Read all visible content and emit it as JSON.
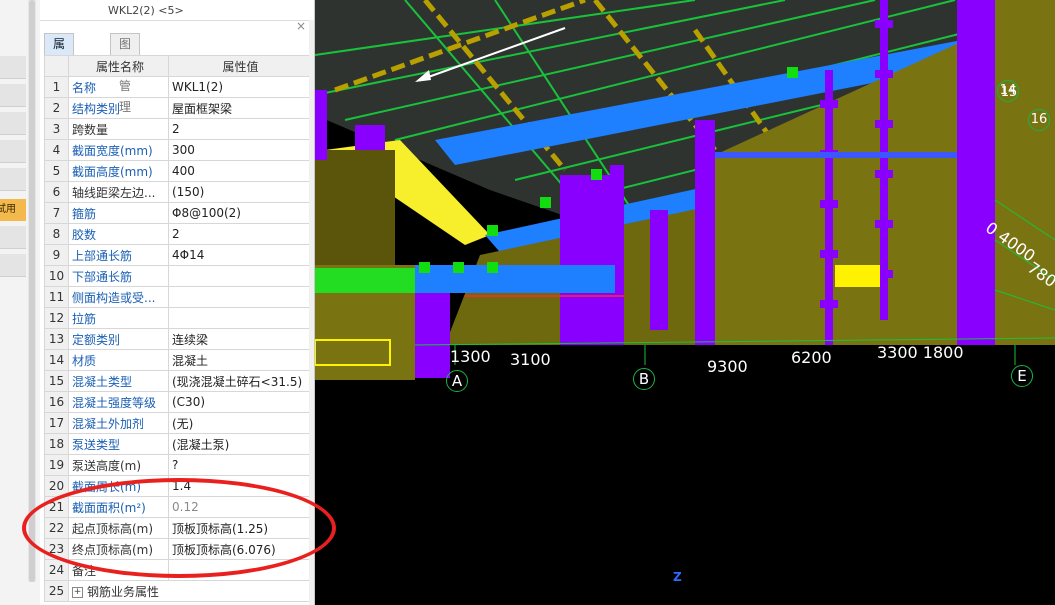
{
  "panel": {
    "prev_item": "WKL2(2) <5>",
    "close_glyph": "×",
    "tabs": [
      "属性列表",
      "图层管理"
    ],
    "header": {
      "num": "",
      "name": "属性名称",
      "value": "属性值"
    },
    "rows": [
      {
        "num": "1",
        "name": "名称",
        "value": "WKL1(2)",
        "blue": true
      },
      {
        "num": "2",
        "name": "结构类别",
        "value": "屋面框架梁",
        "blue": true
      },
      {
        "num": "3",
        "name": "跨数量",
        "value": "2",
        "blue": false
      },
      {
        "num": "4",
        "name": "截面宽度(mm)",
        "value": "300",
        "blue": true
      },
      {
        "num": "5",
        "name": "截面高度(mm)",
        "value": "400",
        "blue": true
      },
      {
        "num": "6",
        "name": "轴线距梁左边...",
        "value": "(150)",
        "blue": false
      },
      {
        "num": "7",
        "name": "箍筋",
        "value": "Φ8@100(2)",
        "blue": true
      },
      {
        "num": "8",
        "name": "胶数",
        "value": "2",
        "blue": true
      },
      {
        "num": "9",
        "name": "上部通长筋",
        "value": "4Φ14",
        "blue": true
      },
      {
        "num": "10",
        "name": "下部通长筋",
        "value": "",
        "blue": true
      },
      {
        "num": "11",
        "name": "侧面构造或受...",
        "value": "",
        "blue": true
      },
      {
        "num": "12",
        "name": "拉筋",
        "value": "",
        "blue": true
      },
      {
        "num": "13",
        "name": "定额类别",
        "value": "连续梁",
        "blue": true
      },
      {
        "num": "14",
        "name": "材质",
        "value": "混凝土",
        "blue": true
      },
      {
        "num": "15",
        "name": "混凝土类型",
        "value": "(现浇混凝土碎石<31.5)",
        "blue": true
      },
      {
        "num": "16",
        "name": "混凝土强度等级",
        "value": "(C30)",
        "blue": true
      },
      {
        "num": "17",
        "name": "混凝土外加剂",
        "value": "(无)",
        "blue": true
      },
      {
        "num": "18",
        "name": "泵送类型",
        "value": "(混凝土泵)",
        "blue": true
      },
      {
        "num": "19",
        "name": "泵送高度(m)",
        "value": "?",
        "blue": false
      },
      {
        "num": "20",
        "name": "截面周长(m)",
        "value": "1.4",
        "blue": true
      },
      {
        "num": "21",
        "name": "截面面积(m²)",
        "value": "0.12",
        "blue": true,
        "gray": true
      },
      {
        "num": "22",
        "name": "起点顶标高(m)",
        "value": "顶板顶标高(1.25)",
        "blue": false
      },
      {
        "num": "23",
        "name": "终点顶标高(m)",
        "value": "顶板顶标高(6.076)",
        "blue": false
      },
      {
        "num": "24",
        "name": "备注",
        "value": "",
        "blue": false
      },
      {
        "num": "25",
        "name": "钢筋业务属性",
        "value": "",
        "blue": false,
        "expand": "+"
      }
    ]
  },
  "sidebar": {
    "trial_label": "试用"
  },
  "viewport": {
    "dims": [
      "1300",
      "3100",
      "9300",
      "6200",
      "3300 1800"
    ],
    "dims_right": [
      "0 4000",
      "780"
    ],
    "axes": [
      "A",
      "B",
      "E",
      "14",
      "15",
      "16"
    ],
    "z_label": "Z",
    "colors": {
      "wall": "#7a7312",
      "column": "#8a00ff",
      "beam": "#1e7fff",
      "slab": "#2f3330",
      "highlight": "#fff200",
      "node": "#11dd11",
      "grid": "#19c23b",
      "ring": "#e8201e"
    }
  }
}
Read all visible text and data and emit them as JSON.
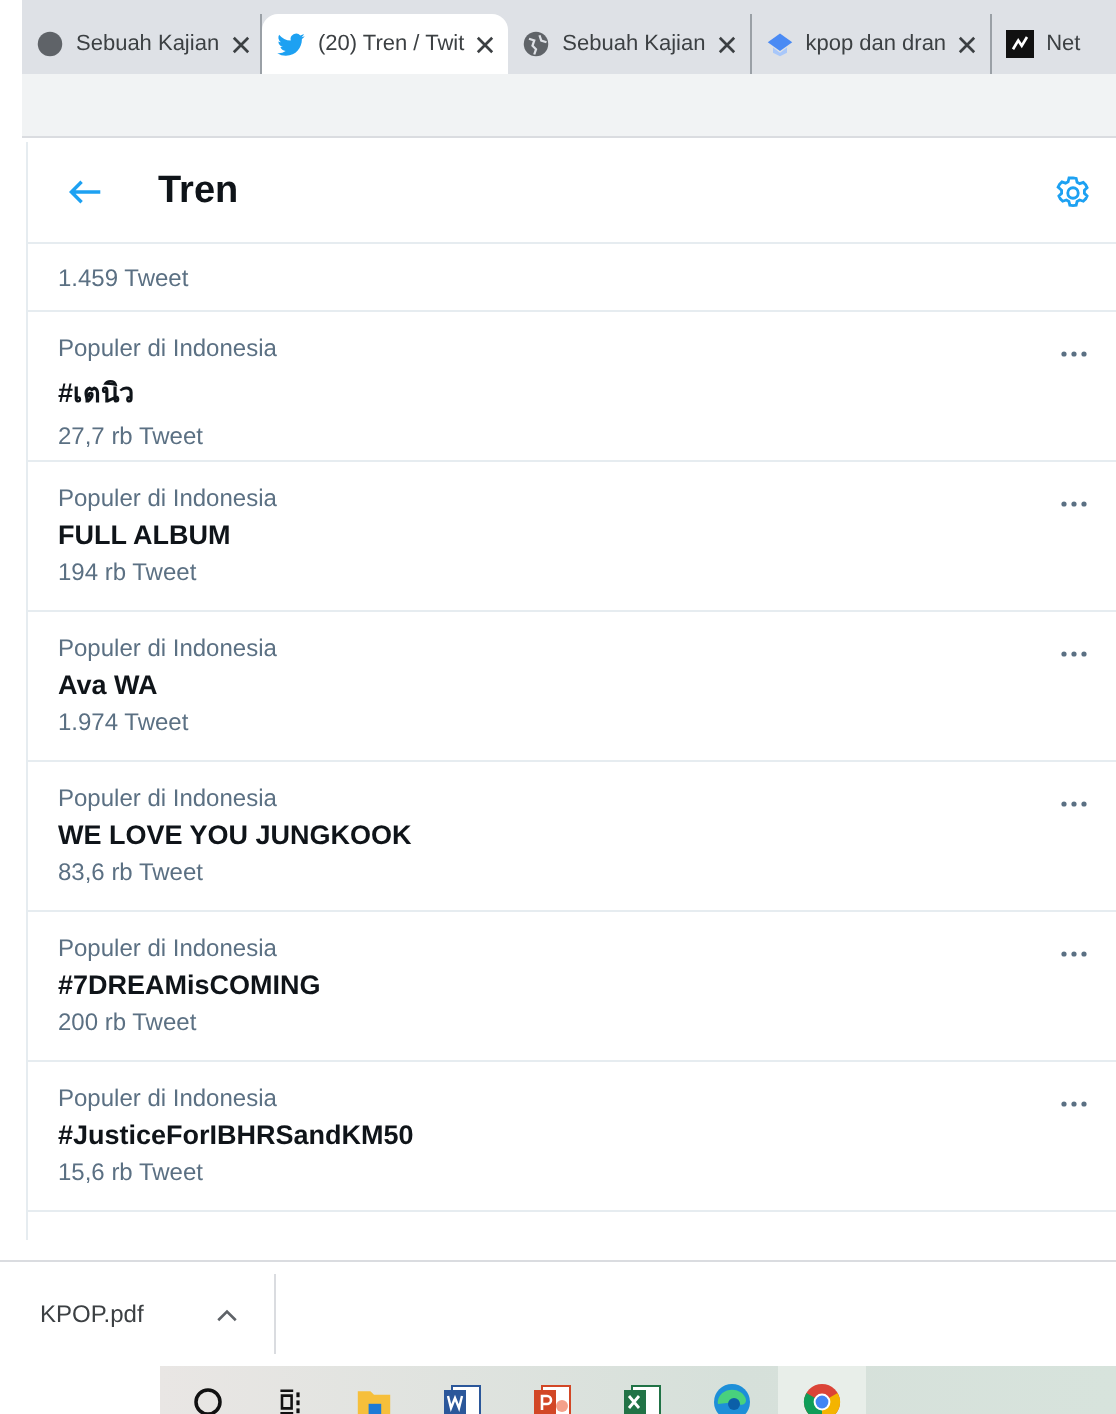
{
  "tabs": [
    {
      "title": "Sebuah Kajian",
      "selected": false
    },
    {
      "title": "(20) Tren / Twit",
      "selected": true
    },
    {
      "title": "Sebuah Kajian",
      "selected": false
    },
    {
      "title": "kpop dan dran",
      "selected": false
    },
    {
      "title": "Net",
      "selected": false
    }
  ],
  "header": {
    "title": "Tren"
  },
  "partial_row": {
    "count": "1.459 Tweet"
  },
  "trends": [
    {
      "context": "Populer di Indonesia",
      "name": "#เตนิว",
      "count": "27,7 rb Tweet"
    },
    {
      "context": "Populer di Indonesia",
      "name": "FULL ALBUM",
      "count": "194 rb Tweet"
    },
    {
      "context": "Populer di Indonesia",
      "name": "Ava WA",
      "count": "1.974 Tweet"
    },
    {
      "context": "Populer di Indonesia",
      "name": "WE LOVE YOU JUNGKOOK",
      "count": "83,6 rb Tweet"
    },
    {
      "context": "Populer di Indonesia",
      "name": "#7DREAMisCOMING",
      "count": "200 rb Tweet"
    },
    {
      "context": "Populer di Indonesia",
      "name": "#JusticeForIBHRSandKM50",
      "count": "15,6 rb Tweet"
    }
  ],
  "download": {
    "file": "KPOP.pdf"
  }
}
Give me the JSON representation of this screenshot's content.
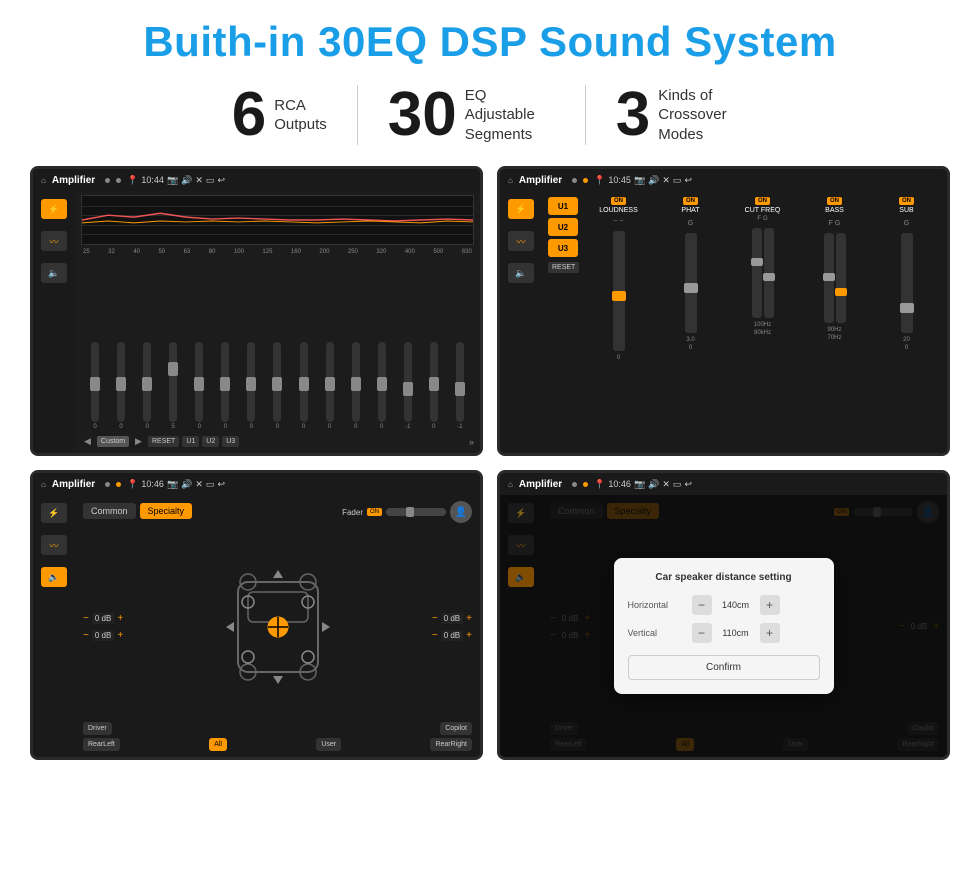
{
  "page": {
    "title": "Buith-in 30EQ DSP Sound System",
    "stats": [
      {
        "number": "6",
        "label": "RCA\nOutputs"
      },
      {
        "number": "30",
        "label": "EQ Adjustable\nSegments"
      },
      {
        "number": "3",
        "label": "Kinds of\nCrossover Modes"
      }
    ]
  },
  "screens": {
    "screen1": {
      "topbar": {
        "title": "Amplifier",
        "time": "10:44"
      },
      "eq_freqs": [
        "25",
        "32",
        "40",
        "50",
        "63",
        "80",
        "100",
        "125",
        "160",
        "200",
        "250",
        "320",
        "400",
        "500",
        "630"
      ],
      "eq_values": [
        "0",
        "0",
        "0",
        "5",
        "0",
        "0",
        "0",
        "0",
        "0",
        "0",
        "0",
        "0",
        "-1",
        "0",
        "-1"
      ],
      "bottom_buttons": [
        "Custom",
        "RESET",
        "U1",
        "U2",
        "U3"
      ]
    },
    "screen2": {
      "topbar": {
        "title": "Amplifier",
        "time": "10:45"
      },
      "presets": [
        "U1",
        "U2",
        "U3"
      ],
      "channels": [
        "LOUDNESS",
        "PHAT",
        "CUT FREQ",
        "BASS",
        "SUB"
      ],
      "reset_label": "RESET"
    },
    "screen3": {
      "topbar": {
        "title": "Amplifier",
        "time": "10:46"
      },
      "tabs": [
        "Common",
        "Specialty"
      ],
      "fader_label": "Fader",
      "bottom_buttons": [
        "Driver",
        "RearLeft",
        "All",
        "User",
        "RearRight",
        "Copilot"
      ],
      "vol_labels": [
        "0 dB",
        "0 dB",
        "0 dB",
        "0 dB"
      ]
    },
    "screen4": {
      "topbar": {
        "title": "Amplifier",
        "time": "10:46"
      },
      "tabs": [
        "Common",
        "Specialty"
      ],
      "dialog": {
        "title": "Car speaker distance setting",
        "horizontal_label": "Horizontal",
        "horizontal_value": "140cm",
        "vertical_label": "Vertical",
        "vertical_value": "110cm",
        "confirm_label": "Confirm"
      },
      "bottom_buttons": [
        "Driver",
        "RearLeft",
        "All",
        "User",
        "RearRight",
        "Copilot"
      ],
      "vol_labels": [
        "0 dB",
        "0 dB"
      ]
    }
  },
  "icons": {
    "home": "⌂",
    "location": "📍",
    "camera": "📷",
    "volume": "🔊",
    "back": "↩",
    "equalizer": "⚡",
    "waveform": "〰",
    "speaker": "🔈",
    "user": "👤"
  }
}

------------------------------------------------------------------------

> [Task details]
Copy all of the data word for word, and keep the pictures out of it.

> [Finished exercise]
Read all visible content and emit it as JSON.
{
  "panel": {
    "prev_item": "WKL2(2) <5>",
    "close_glyph": "×",
    "tabs": [
      "属性列表",
      "图层管理"
    ],
    "header": {
      "num": "",
      "name": "属性名称",
      "value": "属性值"
    },
    "rows": [
      {
        "num": "1",
        "name": "名称",
        "value": "WKL1(2)",
        "blue": true
      },
      {
        "num": "2",
        "name": "结构类别",
        "value": "屋面框架梁",
        "blue": true
      },
      {
        "num": "3",
        "name": "跨数量",
        "value": "2",
        "blue": false
      },
      {
        "num": "4",
        "name": "截面宽度(mm)",
        "value": "300",
        "blue": true
      },
      {
        "num": "5",
        "name": "截面高度(mm)",
        "value": "400",
        "blue": true
      },
      {
        "num": "6",
        "name": "轴线距梁左边...",
        "value": "(150)",
        "blue": false
      },
      {
        "num": "7",
        "name": "箍筋",
        "value": "Φ8@100(2)",
        "blue": true
      },
      {
        "num": "8",
        "name": "胶数",
        "value": "2",
        "blue": true
      },
      {
        "num": "9",
        "name": "上部通长筋",
        "value": "4Φ14",
        "blue": true
      },
      {
        "num": "10",
        "name": "下部通长筋",
        "value": "",
        "blue": true
      },
      {
        "num": "11",
        "name": "侧面构造或受...",
        "value": "",
        "blue": true
      },
      {
        "num": "12",
        "name": "拉筋",
        "value": "",
        "blue": true
      },
      {
        "num": "13",
        "name": "定额类别",
        "value": "连续梁",
        "blue": true
      },
      {
        "num": "14",
        "name": "材质",
        "value": "混凝土",
        "blue": true
      },
      {
        "num": "15",
        "name": "混凝土类型",
        "value": "(现浇混凝土碎石<31.5)",
        "blue": true
      },
      {
        "num": "16",
        "name": "混凝土强度等级",
        "value": "(C30)",
        "blue": true
      },
      {
        "num": "17",
        "name": "混凝土外加剂",
        "value": "(无)",
        "blue": true
      },
      {
        "num": "18",
        "name": "泵送类型",
        "value": "(混凝土泵)",
        "blue": true
      },
      {
        "num": "19",
        "name": "泵送高度(m)",
        "value": "?",
        "blue": false
      },
      {
        "num": "20",
        "name": "截面周长(m)",
        "value": "1.4",
        "blue": true
      },
      {
        "num": "21",
        "name": "截面面积(m²)",
        "value": "0.12",
        "blue": true,
        "gray": true
      },
      {
        "num": "22",
        "name": "起点顶标高(m)",
        "value": "顶板顶标高(1.25)",
        "blue": false
      },
      {
        "num": "23",
        "name": "终点顶标高(m)",
        "value": "顶板顶标高(6.076)",
        "blue": false
      },
      {
        "num": "24",
        "name": "备注",
        "value": "",
        "blue": false
      },
      {
        "num": "25",
        "name": "钢筋业务属性",
        "value": "",
        "blue": false,
        "expand": "+"
      }
    ]
  },
  "sidebar": {
    "trial_label": "试用"
  },
  "viewport": {
    "dims": [
      "1300",
      "3100",
      "9300",
      "6200",
      "3300 1800"
    ],
    "dims_right": [
      "0 4000",
      "780"
    ],
    "axes": [
      "A",
      "B",
      "E",
      "14",
      "15",
      "16"
    ],
    "z_label": "Z",
    "colors": {
      "wall": "#7a7312",
      "column": "#8a00ff",
      "beam": "#1e7fff",
      "slab": "#2f3330",
      "highlight": "#fff200",
      "node": "#11dd11",
      "grid": "#19c23b",
      "ring": "#e8201e"
    }
  }
}
Read all visible text and data and emit them as JSON.
{
  "tabs": [
    {
      "title": "Sebuah Kajian",
      "selected": false
    },
    {
      "title": "(20) Tren / Twit",
      "selected": true
    },
    {
      "title": "Sebuah Kajian",
      "selected": false
    },
    {
      "title": "kpop dan dran",
      "selected": false
    },
    {
      "title": "Net",
      "selected": false
    }
  ],
  "header": {
    "title": "Tren"
  },
  "partial_row": {
    "count": "1.459 Tweet"
  },
  "trends": [
    {
      "context": "Populer di Indonesia",
      "name": "#เตนิว",
      "count": "27,7 rb Tweet"
    },
    {
      "context": "Populer di Indonesia",
      "name": "FULL ALBUM",
      "count": "194 rb Tweet"
    },
    {
      "context": "Populer di Indonesia",
      "name": "Ava WA",
      "count": "1.974 Tweet"
    },
    {
      "context": "Populer di Indonesia",
      "name": "WE LOVE YOU JUNGKOOK",
      "count": "83,6 rb Tweet"
    },
    {
      "context": "Populer di Indonesia",
      "name": "#7DREAMisCOMING",
      "count": "200 rb Tweet"
    },
    {
      "context": "Populer di Indonesia",
      "name": "#JusticeForIBHRSandKM50",
      "count": "15,6 rb Tweet"
    }
  ],
  "download": {
    "file": "KPOP.pdf"
  }
}
Give me the JSON representation of this screenshot's content.
{
  "page": {
    "title": "Buith-in 30EQ DSP Sound System",
    "stats": [
      {
        "number": "6",
        "label": "RCA\nOutputs"
      },
      {
        "number": "30",
        "label": "EQ Adjustable\nSegments"
      },
      {
        "number": "3",
        "label": "Kinds of\nCrossover Modes"
      }
    ]
  },
  "screens": {
    "screen1": {
      "topbar": {
        "title": "Amplifier",
        "time": "10:44"
      },
      "eq_freqs": [
        "25",
        "32",
        "40",
        "50",
        "63",
        "80",
        "100",
        "125",
        "160",
        "200",
        "250",
        "320",
        "400",
        "500",
        "630"
      ],
      "eq_values": [
        "0",
        "0",
        "0",
        "5",
        "0",
        "0",
        "0",
        "0",
        "0",
        "0",
        "0",
        "0",
        "-1",
        "0",
        "-1"
      ],
      "bottom_buttons": [
        "Custom",
        "RESET",
        "U1",
        "U2",
        "U3"
      ]
    },
    "screen2": {
      "topbar": {
        "title": "Amplifier",
        "time": "10:45"
      },
      "presets": [
        "U1",
        "U2",
        "U3"
      ],
      "channels": [
        "LOUDNESS",
        "PHAT",
        "CUT FREQ",
        "BASS",
        "SUB"
      ],
      "reset_label": "RESET"
    },
    "screen3": {
      "topbar": {
        "title": "Amplifier",
        "time": "10:46"
      },
      "tabs": [
        "Common",
        "Specialty"
      ],
      "fader_label": "Fader",
      "bottom_buttons": [
        "Driver",
        "RearLeft",
        "All",
        "User",
        "RearRight",
        "Copilot"
      ],
      "vol_labels": [
        "0 dB",
        "0 dB",
        "0 dB",
        "0 dB"
      ]
    },
    "screen4": {
      "topbar": {
        "title": "Amplifier",
        "time": "10:46"
      },
      "tabs": [
        "Common",
        "Specialty"
      ],
      "dialog": {
        "title": "Car speaker distance setting",
        "horizontal_label": "Horizontal",
        "horizontal_value": "140cm",
        "vertical_label": "Vertical",
        "vertical_value": "110cm",
        "confirm_label": "Confirm"
      },
      "bottom_buttons": [
        "Driver",
        "RearLeft",
        "All",
        "User",
        "RearRight",
        "Copilot"
      ],
      "vol_labels": [
        "0 dB",
        "0 dB"
      ]
    }
  },
  "icons": {
    "home": "⌂",
    "location": "📍",
    "camera": "📷",
    "volume": "🔊",
    "back": "↩",
    "equalizer": "⚡",
    "waveform": "〰",
    "speaker": "🔈",
    "user": "👤"
  }
}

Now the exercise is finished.